When the Build Back Better Act failed in Congress, so, too, did the latest effort to extend several temporary energy tax incentives supported by the National Association of Home Builders. Among these was the Section 45L Energy Efficient Home Credit, which lapsed at the end of 2021.
Even if the act, or some version of it, is revived, Section 45L would likely be overhauled. The 45L program, as set forth in Build Back Better, would be extended through the end of 2031 but would take on a different form moving forward. One key change, for example, is that eligibility for the tax credit would require participation in the Energy Star program.
NAHB believes Congress is making a mistake by pegging eligibility to Energy Star.
Since its inception, qualifying for Section 45L was based on meeting specific energy savings targets based on energy codes (currently the 2006 International Energy Conservation Code). Starting in 2022, the bill proposes basing eligibility on participation in the Energy Star Residential New Construction Program.

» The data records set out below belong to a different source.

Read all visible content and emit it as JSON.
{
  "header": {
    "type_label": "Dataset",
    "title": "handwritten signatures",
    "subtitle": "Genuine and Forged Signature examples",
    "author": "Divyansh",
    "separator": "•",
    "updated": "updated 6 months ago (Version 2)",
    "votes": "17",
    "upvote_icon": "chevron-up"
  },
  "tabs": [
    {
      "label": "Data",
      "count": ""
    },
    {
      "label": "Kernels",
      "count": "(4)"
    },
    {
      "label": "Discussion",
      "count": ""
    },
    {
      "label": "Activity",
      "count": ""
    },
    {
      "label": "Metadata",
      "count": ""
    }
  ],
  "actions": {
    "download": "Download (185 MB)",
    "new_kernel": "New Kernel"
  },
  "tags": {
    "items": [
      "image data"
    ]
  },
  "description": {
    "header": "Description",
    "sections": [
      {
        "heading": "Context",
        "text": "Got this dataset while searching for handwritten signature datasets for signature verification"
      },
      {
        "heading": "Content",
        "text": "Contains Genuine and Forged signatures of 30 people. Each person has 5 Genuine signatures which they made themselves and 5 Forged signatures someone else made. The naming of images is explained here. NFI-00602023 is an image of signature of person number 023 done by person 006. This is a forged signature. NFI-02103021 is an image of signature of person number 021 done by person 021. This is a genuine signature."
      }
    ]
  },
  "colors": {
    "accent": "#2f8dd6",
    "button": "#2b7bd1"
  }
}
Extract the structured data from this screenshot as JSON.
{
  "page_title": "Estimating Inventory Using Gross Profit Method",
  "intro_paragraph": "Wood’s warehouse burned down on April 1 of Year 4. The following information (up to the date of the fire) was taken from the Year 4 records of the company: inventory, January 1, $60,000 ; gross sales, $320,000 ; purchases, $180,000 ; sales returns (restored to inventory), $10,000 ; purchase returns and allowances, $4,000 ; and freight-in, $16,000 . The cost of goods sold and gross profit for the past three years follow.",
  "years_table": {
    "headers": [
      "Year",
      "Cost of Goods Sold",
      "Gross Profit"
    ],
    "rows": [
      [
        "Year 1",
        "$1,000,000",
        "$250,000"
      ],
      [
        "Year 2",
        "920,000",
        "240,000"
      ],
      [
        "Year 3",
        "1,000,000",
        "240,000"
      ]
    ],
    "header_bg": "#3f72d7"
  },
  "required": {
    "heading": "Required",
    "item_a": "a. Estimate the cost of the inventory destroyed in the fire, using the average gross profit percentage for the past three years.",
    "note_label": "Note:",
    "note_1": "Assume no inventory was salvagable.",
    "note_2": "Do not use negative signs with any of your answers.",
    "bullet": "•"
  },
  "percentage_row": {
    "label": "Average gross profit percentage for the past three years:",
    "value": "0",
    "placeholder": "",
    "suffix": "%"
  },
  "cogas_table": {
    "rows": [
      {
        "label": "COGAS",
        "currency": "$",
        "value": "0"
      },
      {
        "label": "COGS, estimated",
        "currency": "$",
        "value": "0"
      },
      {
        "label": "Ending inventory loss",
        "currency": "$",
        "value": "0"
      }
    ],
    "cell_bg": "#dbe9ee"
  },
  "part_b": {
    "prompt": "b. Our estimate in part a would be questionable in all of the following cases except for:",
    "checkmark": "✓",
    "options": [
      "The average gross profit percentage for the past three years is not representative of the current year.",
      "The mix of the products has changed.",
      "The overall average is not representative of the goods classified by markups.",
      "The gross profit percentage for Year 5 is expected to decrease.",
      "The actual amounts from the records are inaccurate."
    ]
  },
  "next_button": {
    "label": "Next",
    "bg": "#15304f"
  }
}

The credit amount would increase from $2,000 to $2,500 for qualifying homes and would create a higher-tier credit of $5,000 for eligible single-family homes certified as zero-energy ready under the Department of Energy’s Zero Energy Ready Home Program. Eligibility for multifamily projects would change as well.
For multifamily projects, starting in 2022, eligibility would also be based on participating in the Energy Star Multifamily New Construction Program. The credit would be reduced from its current $2,000 per qualifying unit to $500. However, projects that pay prevailing wages would be eligible for a higher credit amount of $2,500 per unit. In addition, multifamily units certified as zero-energy ready under the DOE’s Zero Energy Ready Home Program are eligible for a $1,000 credit per unit, or $5,000 per unit under Davis-Bacon prevailing wage requirements.
The new Energy Star eligibility requirement will reduce the tax credit program’s effectiveness. While the Energy Star program has its merits, it’s unlikely to see wide adoption. NAHB opposes the changes to the 45L tax credits as currently proposed in the Build Back Better Act.
‘Missing Middle’ Production Falls Short of Demand
In the first decade of this century, medium-density housing, including townhouses, duplexes, and other small, multifamily properties, made up almost 11% of total multifamily construction. In the wake of the Great Recession, however, the multifamily segment of this market—apartments in two- to four-unit properties—hasn’t rebounded to pre-recession production levels.
In 2021, for example, there were only 12,000 total housing starts of such residences, representing just 2.5% of all multifamily construction. Such housing is part of what industry analysts call the “missing middle.”
While townhouse construction has trended higher in recent quarters, that alone isn’t sufficient to meet demand. Many low- and moderate-income households, especially younger people, depend on this type of moderate-density housing. Already burdened with high housing costs, these households will continue to face rising costs as the supply of such multifamily housing falls short of demand.